What would happen if a nuclear bomb was detonated near a cluster of oil refineries? From the president´s airplane window, he sees oil refineries lie as white-hot glowing rubble in what was the Texas City of Texas City. Cracking towers lie toppled on pipelines above the ground now carrying radiation contaminated energy toward all parts of the United States. The fires are being fed by row after row of massive storage tanks. One of the tanks explodes, sending the massive roof thousands of feet into the air and then the one next to it explodes because of the heat from the one that just exploded. As the president watches, the next one blows like another domino falling. As the pilot veers to escape the heat from the blast, a third explosion sends a shock wave, hitting the plane. General Maxwell will save the plane from the bomb aftermath. But as he brings the president back to Washington, the millrems gauge reading threatens disaster that they all may... 1. Language: English. Narrator: Bill Keation. Audio sample: http://samples.audible.de/bk/acx0/028971/bk_acx0_028971_sample.mp3. Digital audiobook in aax.

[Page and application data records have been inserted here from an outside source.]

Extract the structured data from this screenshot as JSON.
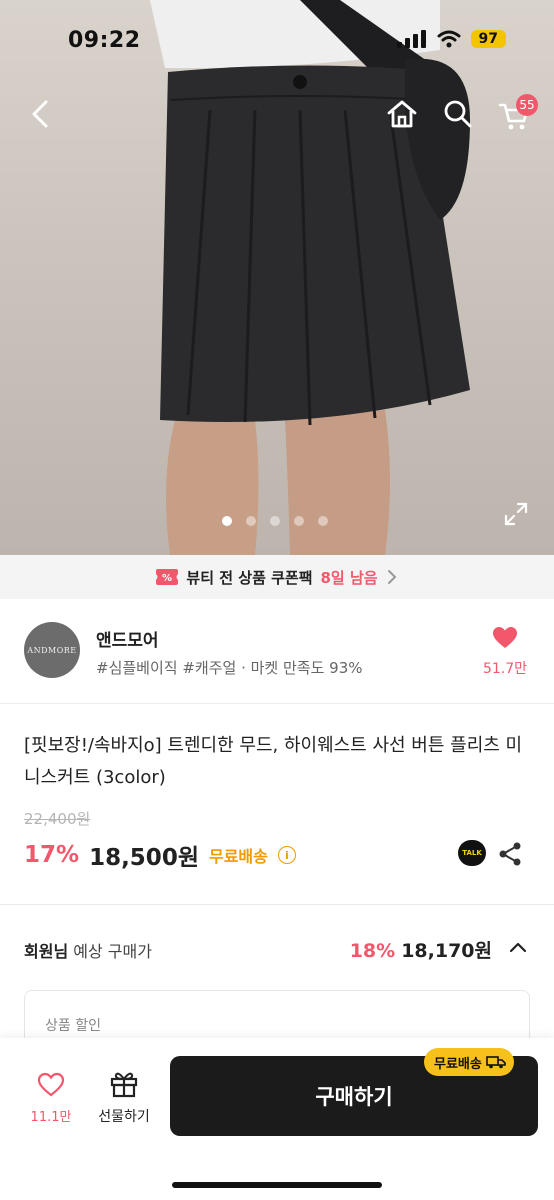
{
  "status_bar": {
    "time": "09:22",
    "battery": "97"
  },
  "nav": {
    "cart_count": "55"
  },
  "gallery": {
    "total_images": 5,
    "active_index": 0
  },
  "coupon_banner": {
    "text": "뷰티 전 상품 쿠폰팩",
    "highlight": "8일 남음"
  },
  "seller": {
    "logo_text": "ANDMORE",
    "name": "앤드모어",
    "tags": "#심플베이직 #캐주얼 · 마켓 만족도 93%",
    "likes": "51.7만"
  },
  "product": {
    "title": "[핏보장!/속바지o] 트렌디한 무드, 하이웨스트 사선 버튼 플리츠 미니스커트 (3color)",
    "original_price": "22,400원",
    "discount_rate": "17%",
    "price": "18,500원",
    "shipping": "무료배송",
    "talk_label": "TALK"
  },
  "member_price": {
    "label_bold": "회원님",
    "label_rest": " 예상 구매가",
    "discount_rate": "18%",
    "price": "18,170원"
  },
  "discount_box": {
    "label": "상품 할인"
  },
  "bottom_bar": {
    "wish_count": "11.1만",
    "gift_label": "선물하기",
    "buy_label": "구매하기",
    "ship_badge": "무료배송"
  },
  "colors": {
    "accent": "#f2576c",
    "shipping": "#f29a00",
    "button": "#1b1b1b",
    "badge": "#f7c11b"
  }
}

Milk the Iron Cow begins in the months leading up to December 7, 1941, during World War II. The story is set in the Midwestern city of Milwaukee, Wisconsin. Milwaukee has a huge industrial capacity: foundries, machine-shops, factories, rails systems, and water-ways. The lake-port and river docks are beehives of ships loading soldiers and war materials. Day and night, on the streets near the docks, there is a constant roar of motors as trucks arrive and leave from loading and unloading stations. This is a time when the industrial might of the US was converted from making automobiles and washing machines to airplanes and bombs; a time when men carried guns instead of lunch pails; a time when machines stood idle because there was no white men to operate them; a time when white women left home to take the place of white men in the factories. This is a time when most unions and companies continued to ban Negroes from skill-training or employment in all but janitorial jobs; a time when white men refused to have black men work alongside them; a time when colored men and women protested racial discrimination in employment, and along with the Urban League, National Association for the Advancement of Colored People, and A. Philip Randolph, of the Brotherhood of Sleeping-Car Porters´ Union, took that protest to the streets, the courts, and to the president of the United States. Milk the Iron Cow is for lovers of a good story. Educators could find it entertaining and informative as a supplement in courses such as American History, Ethnic Studies, Social Studies, and African and African American Studies. 1. Language: English. Narrator: Adolphus Ward. Audio sample: http://samples.audible.de/bk/acx0/051790/bk_acx0_051790_sample.mp3. Digital audiobook in aax.